Smarter than the French: A Review of Reitz’s Moral Crisis

The French are smart. They have two words for education, not one.

One word means “instruction.” It is what people get when they go to Harvard law school or a school for hairdressers. At both places, people are taught facts, concepts and useful skills.

The other word means “education.” It suggests the training one gets from family, friends, neighborhood role models and spiritual guides. It has to do with the formation of character, the instillation of values and a sense of self.

According to the French model, it is possible to be well-instructed but poorly-educated, and vice versa. A person can win every game of Trivial Pursuit but have no honor or integrity, just as a person can have little formal schooling yet be a person of great dignity (the “noble savage,” of 19th-century fame).

But if the French are smart, Donald Reitz is smarter. Reitz, a education professor at Baltimore’s Loyola College, has just written a new book – Moral Crisis in the Schools – demonstrating that he not only understands the distinction between instruction and education but also the connection between the two.1

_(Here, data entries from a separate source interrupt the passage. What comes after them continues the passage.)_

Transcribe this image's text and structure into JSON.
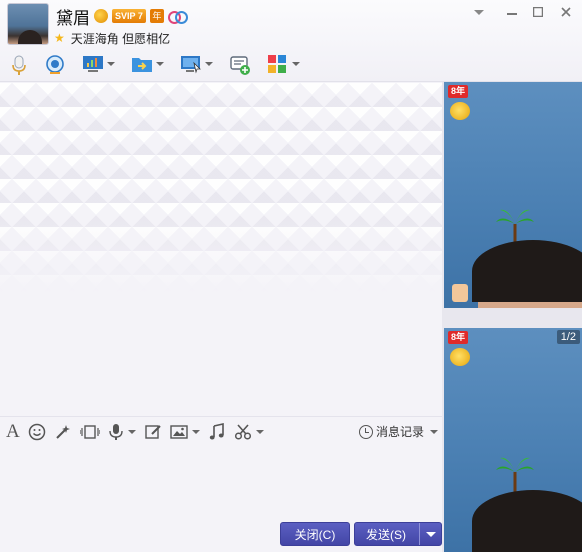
{
  "header": {
    "nickname": "黛眉",
    "vip_badge": "SVIP 7",
    "year_badge": "年",
    "signature": "天涯海角 但愿相亿",
    "window_controls": [
      "chevron-down-icon",
      "minimize-icon",
      "maximize-icon",
      "close-icon"
    ]
  },
  "toolbar": {
    "items": [
      {
        "name": "voice-call",
        "icon": "microphone-icon",
        "dropdown": false
      },
      {
        "name": "video-call",
        "icon": "webcam-icon",
        "dropdown": false
      },
      {
        "name": "screen-share",
        "icon": "presentation-icon",
        "dropdown": true
      },
      {
        "name": "send-file",
        "icon": "folder-arrow-icon",
        "dropdown": true
      },
      {
        "name": "remote-assist",
        "icon": "remote-desktop-icon",
        "dropdown": true
      },
      {
        "name": "new-discussion",
        "icon": "chat-add-icon",
        "dropdown": false
      },
      {
        "name": "apps",
        "icon": "apps-grid-icon",
        "dropdown": true
      }
    ]
  },
  "input_toolbar": {
    "items": [
      {
        "name": "font",
        "icon": "font-icon",
        "glyph": "A"
      },
      {
        "name": "emoji",
        "icon": "smiley-icon",
        "glyph": "☺"
      },
      {
        "name": "magic",
        "icon": "magic-wand-icon",
        "glyph": "✦"
      },
      {
        "name": "shake",
        "icon": "shake-window-icon",
        "glyph": "⟦⟧"
      },
      {
        "name": "voice-message",
        "icon": "microphone-icon",
        "glyph": "🎙"
      },
      {
        "name": "doodle",
        "icon": "edit-icon",
        "glyph": "✎"
      },
      {
        "name": "image",
        "icon": "image-icon",
        "glyph": "▣"
      },
      {
        "name": "music",
        "icon": "music-note-icon",
        "glyph": "♫"
      },
      {
        "name": "screenshot",
        "icon": "scissors-icon",
        "glyph": "✂"
      }
    ],
    "history_label": "消息记录"
  },
  "buttons": {
    "close_label": "关闭(C)",
    "send_label": "发送(S)"
  },
  "video_panels": [
    {
      "badge": "8年",
      "page_indicator": ""
    },
    {
      "badge": "8年",
      "page_indicator": "1/2"
    }
  ],
  "colors": {
    "accent": "#4a4db0",
    "vip_orange": "#e47c05",
    "video_bg": "#4b80b3"
  }
}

Reitz’s point is this: It is difficult, if not impossible, to instruct children – to teach them facts and figures – without educating them at the same time. If students are not properly educated, the environment in the classroom will be chaotic. It will be physically impossible for students to pay attention to their lessons. Perhaps worse, students will not be able to achieve the necessary self-discipline needed to advance beyond the rudimentary stages of instruction. Studying is hard work. It takes concentration and a willingness to postpone gratification. Without these character traits, instruction becomes very difficult.

According to Reitz, the reigning ideal of value-neutral education, held by the majority of professional educators in America, lies at the root of many of the problems in public education. It is a difficult issue to debate. Value-neutral education in schools is not simply a matter of policy. To the education establishment, it is a matter of philosophy.

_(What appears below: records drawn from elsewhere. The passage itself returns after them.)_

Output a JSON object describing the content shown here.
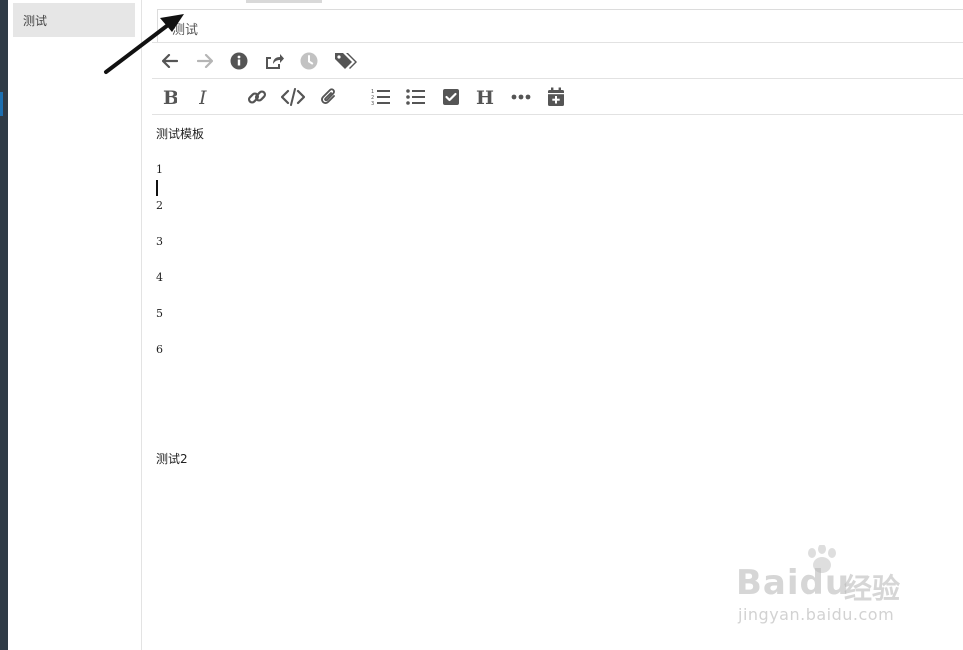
{
  "sidebar": {
    "notes": [
      {
        "title": "测试"
      }
    ]
  },
  "note": {
    "title": "测试"
  },
  "toolbar_top": {
    "icons": [
      "arrow-left-icon",
      "arrow-right-icon",
      "info-icon",
      "share-icon",
      "history-icon",
      "tags-icon"
    ]
  },
  "toolbar_format": {
    "icons": [
      "bold-icon",
      "italic-icon",
      "link-icon",
      "code-icon",
      "attachment-icon",
      "ordered-list-icon",
      "unordered-list-icon",
      "checkbox-icon",
      "heading-icon",
      "more-icon",
      "calendar-add-icon"
    ]
  },
  "editor": {
    "heading": "测试模板",
    "lines": [
      "1",
      "2",
      "3",
      "4",
      "5",
      "6"
    ],
    "footer_text": "测试2"
  },
  "watermark": {
    "brand": "Baidu",
    "brand_cn": "经验",
    "url": "jingyan.baidu.com"
  },
  "colors": {
    "icon": "#555555",
    "icon_disabled": "#b5b5b5",
    "sidebar_active": "#e6e6e6"
  }
}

The whole notion of what it means to be a “professional” in education is tied up with this belief. Reitz explains that teachers’ sharing “convictions about right and wrong behavior is actively discouraged” (p. 11). To be a “professional” in education is to be “emancipated from non-scientific convictions and freed thereby to present only objective facts isolated from moral insinuations” (p. 12).

But Reitz does not want to solve the problem of public education in America by simply putting prayer back into the schools. He is discerning enough to know that there is an important middle ground, and he is able to explain why that middle ground was lost.

According to Reitz, the change in the schools took place in two stages. In the first stage, doctrinal religion was forced out of the public school classrooms. This was proper – the separation of church and state demanded it. In the second stage, the philosophy of “pragmatism” – with George Dewey as its leading exponent – seeped into the thinking of educators. According to Reitz, this was not so wise. It demanded not just a removal of church thinking from the schools but the introduction of “moral neutrality” into education. It meant that teaching was no longer a moral enterprise but, rather, a way of dispensing facts.

Over the last 50 years, pragmatism has reigned. Every effort has been made to sanitize the classroom, to make it free from any value-judgments on the part of the teacher whatsoever. The job of the teacher is now to “manage learning,” not “manage people” (p. 11). This is why, according to Reitz, classrooms are little more than jungles. It is impossible to learn in an environment where no one is allowed to utter the difference between right and wrong.

In his last chapter, titled “Will Conscience Prevail?” Reitz has some suggestions on how to fix the problem of public education (p. 149 ff.) First, educate teachers so that they are prepared to teach moral judgment to their students. Second, reaffirm the importance of the family. And third, reorganize the school of environment so that it is conducive to learning.

These are all reasonable goals, but the second goal is probably the most important. For can we really expect organizations whose main purpose is to “instruct” children now to take on the responsibility of “educating” children? Can teachers make children moral? The French never thought so – that is why they had one word for instruction and another word for education. Education is the primary responsibility of the family, not the school.

Nor did Theodore Roosevelt think so. In a speech, he once declared that a school is a useful adjunct to a home but a wretched substitute for a home.

The problem is the family. All other suggestions do little more than nibble around the edges. In the education debate, the crisis of the family is the beginning and the end.

Dr. Dworkin is the chairman of the Calvert Institute’s board of trustees.

End Note

[Back] 1. Donald J. Reitz, Moral Crisis in the Schools: What Parents and Teachers Need to Know (Baltimoe, Md.: Cathedral Foundation Press, 1998).

Posted in: Book Review, Education